Skip To The Main Content
08 May 2019

'Footfall is not where it's at anymore': Small businesses urged to boost digital skills

The social media surge of the past few years has left many time-pressed small businesses struggling to keep up with the pace of change. So (next month/week) the FSB will be helping members to update their digital skills, by hosting a seminar series with Facebook, focused on social media for small businesses. 

Here FSB member Rowena Howie, who says her Revival Retro Boutique is very much a "bricks and clicks" business, explains how her vintage-inspired shop grew its social media presence and offers some tips for small business owners.  

Rowena opened her boutique in 2011 but her digital "turning point" didn't come until 2016, when she invited a handful of her favourite Instagrammers to London to try on Revival Retro's 1930s,40s and 50s-inspired clothing - in a bid to promote the business and build relationships.  

She says the move paid off, as those relationships continue and have helped her build her Instagram following to more than 31,000 people.  

Now social media takes up a lot of Rowena's time - she posts daily at 7pm, after the shop has closed. She does it herself, rather than using an agency, to allow her passion for the business to shine through. 

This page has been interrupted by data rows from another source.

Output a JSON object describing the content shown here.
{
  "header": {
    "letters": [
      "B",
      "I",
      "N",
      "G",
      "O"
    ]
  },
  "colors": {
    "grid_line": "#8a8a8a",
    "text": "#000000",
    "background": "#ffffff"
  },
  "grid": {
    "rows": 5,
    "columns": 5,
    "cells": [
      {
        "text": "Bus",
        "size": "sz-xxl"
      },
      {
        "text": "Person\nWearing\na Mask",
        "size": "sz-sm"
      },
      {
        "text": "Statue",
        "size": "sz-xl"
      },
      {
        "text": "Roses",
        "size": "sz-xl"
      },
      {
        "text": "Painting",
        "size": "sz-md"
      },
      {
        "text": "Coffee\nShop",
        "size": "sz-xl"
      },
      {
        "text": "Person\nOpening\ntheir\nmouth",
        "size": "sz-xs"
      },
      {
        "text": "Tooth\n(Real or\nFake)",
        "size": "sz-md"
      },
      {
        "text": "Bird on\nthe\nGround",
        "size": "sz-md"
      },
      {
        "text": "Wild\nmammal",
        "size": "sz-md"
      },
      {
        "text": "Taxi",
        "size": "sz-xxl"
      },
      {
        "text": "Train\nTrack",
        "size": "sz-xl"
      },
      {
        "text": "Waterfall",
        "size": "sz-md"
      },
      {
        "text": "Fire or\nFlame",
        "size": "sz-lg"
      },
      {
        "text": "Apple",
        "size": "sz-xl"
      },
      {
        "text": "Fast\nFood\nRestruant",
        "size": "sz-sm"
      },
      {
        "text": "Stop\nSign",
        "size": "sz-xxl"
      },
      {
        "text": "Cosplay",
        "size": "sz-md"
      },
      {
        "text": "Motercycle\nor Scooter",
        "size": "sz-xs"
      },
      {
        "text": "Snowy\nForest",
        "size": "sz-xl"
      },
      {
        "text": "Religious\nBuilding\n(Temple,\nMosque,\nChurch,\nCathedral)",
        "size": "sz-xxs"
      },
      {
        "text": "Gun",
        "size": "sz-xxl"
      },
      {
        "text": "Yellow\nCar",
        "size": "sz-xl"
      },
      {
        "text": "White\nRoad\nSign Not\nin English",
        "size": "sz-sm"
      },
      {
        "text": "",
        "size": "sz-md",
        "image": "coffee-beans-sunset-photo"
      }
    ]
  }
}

"As a small business owner, it's a big decision. It takes every single moment that you previously thought you didn't have," she says.  

"That's because I do a lot of it and I don't outsource any of it. You can control how much you do. If you can't manage a post a day, don't do a post a day - just be consistent with a post a week." 

According to Facebook, 45% of small businesses on the social media platform in the UK say they have increased sales because of it and 78% say it has helped attract customers. 

Instagram says that, worldwide, 80% of its accounts follow a business - from major brands to family-run shops. 

Rowena says it is hard to measure exactly how much business her social media accounts generate but they are a crucial part of building the brand and relationships with her customers - and she has found some new suppliers that way as well. 

Shops can no longer rely just on footfall or old-fashioned marketing, she says, and websites and social media accounts are key to let customers find you. 

"You have to keep exposing them to you and social is where it's at. That's crucial to being seen or being discovered. Footfall is not where it is all at any more." 

A preference for more traditional ways of doing business - like word-of-mouth promotion - was one of the key reasons cited for not being more digital, in a survey for FSB's report on skills and training.

It suggested that, in 2017, 41% of small businesses lacked basic digital skills.   

Sole traders and self-employed people were the most likely to say they were not confident, with one motor repair business owner summing it up like this: "There is only me and I have been too busy earning a living to learn new stuff and suddenly, I have become a dinosaur." 

But the government says that digital transformation can make every business more productive - with small businesses with a strong web presence estimated, on average, to grow more than twice as quickly, as those with little or no presence.

Rowena's advice to other small businesses looking to build their digital presence is to be committed, to post content consistently, to work collaboratively with other small businesses and to make sure websites and Facebook pages are kept up to date.  

She says to get about 100, well-lit and properly edited, photos in the bag before even setting up their accounts - so they have a ready supply to choose from. 

And don't be afraid to ask happy customers to write testimonials and reviews online and talk to other small businesses about training options and workshops.

FSB is teaming up with Facebook to deliver training sessions to small businesses so you can develop the skills and confidence you need to take your business to the next level. Find an event near you and book your place!